In the letter, George expresses surprise at Ambassador Palmer's concerns that upholding Ghanaian values and rejecting LGBTQI rights might deter US investors. George questions whether American investors seek partners lacking in values, emphasizing that integrity and values are fundamental to partnerships.
He further points out that Ghana's intolerance of religious extremism hasn't deterred American investors, and the country remains welcoming to investors who uphold integrity and respect cultural values.
George assures that Ghana's proposed legislation on LGBTQI issues aligns with American laws in states like Florida and Kentucky and that the US Supreme Court largely agrees with Ghana's stance.
The MP concludes the letter by expressing optimism for a mutually beneficial business relationship between Ghana and the United States.
Read Sam George‘s full statement below:
Dear Virginia Palmer, US Ambassador to Ghana, I have seen videos of your comments at the US-Ghana Business Summit.
You have expressed fears that investors from the US would not find Ghana attractive if we as Ghanaians uphold our values and reject the depravity of LGBTQI. I find that really surprising.
Are American investors looking to invest in a Country and with partners who have no values? I thought the basic test of a potential partner is integrity and values? Ghana as you know is very intolerant of religious extremism. Has that made American investors wary of Ghana as an intolerant investment destination?
Let me reassure you and the U.S. Embassy Ghana that Ghana remains welcoming and open to American investors as a stable, viable democracy. We welcome investors who value the principles of integrity and respect the cultural values of their partners.
I am confident it should not be a worry as our intended legislation is NOT different from American laws in states like Florida and Kentucky.
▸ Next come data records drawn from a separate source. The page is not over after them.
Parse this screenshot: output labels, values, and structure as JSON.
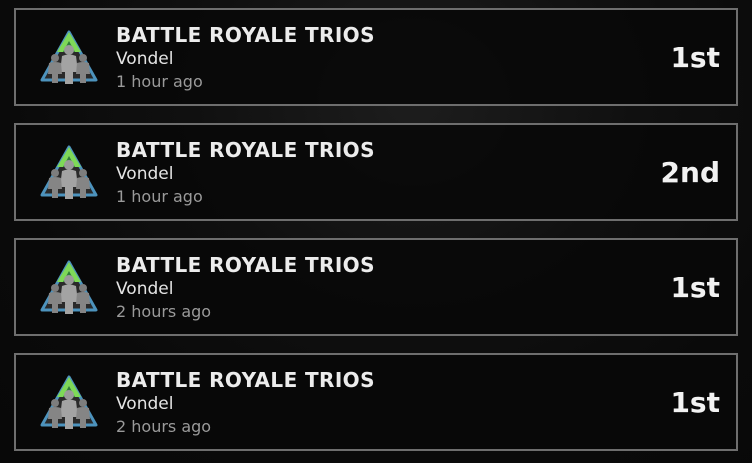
{
  "matches": [
    {
      "mode": "BATTLE ROYALE TRIOS",
      "map": "Vondel",
      "time": "1 hour ago",
      "placement": "1st",
      "icon": "trios-team-icon"
    },
    {
      "mode": "BATTLE ROYALE TRIOS",
      "map": "Vondel",
      "time": "1 hour ago",
      "placement": "2nd",
      "icon": "trios-team-icon"
    },
    {
      "mode": "BATTLE ROYALE TRIOS",
      "map": "Vondel",
      "time": "2 hours ago",
      "placement": "1st",
      "icon": "trios-team-icon"
    },
    {
      "mode": "BATTLE ROYALE TRIOS",
      "map": "Vondel",
      "time": "2 hours ago",
      "placement": "1st",
      "icon": "trios-team-icon"
    }
  ],
  "colors": {
    "accent_green": "#7ed957",
    "card_border": "#6e6e6e",
    "emblem_blue": "#4d93bd"
  }
}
I believe the US Supreme Court agrees largely with Ghana's position.
Cheers to a mutually beneficial business relationship between and the .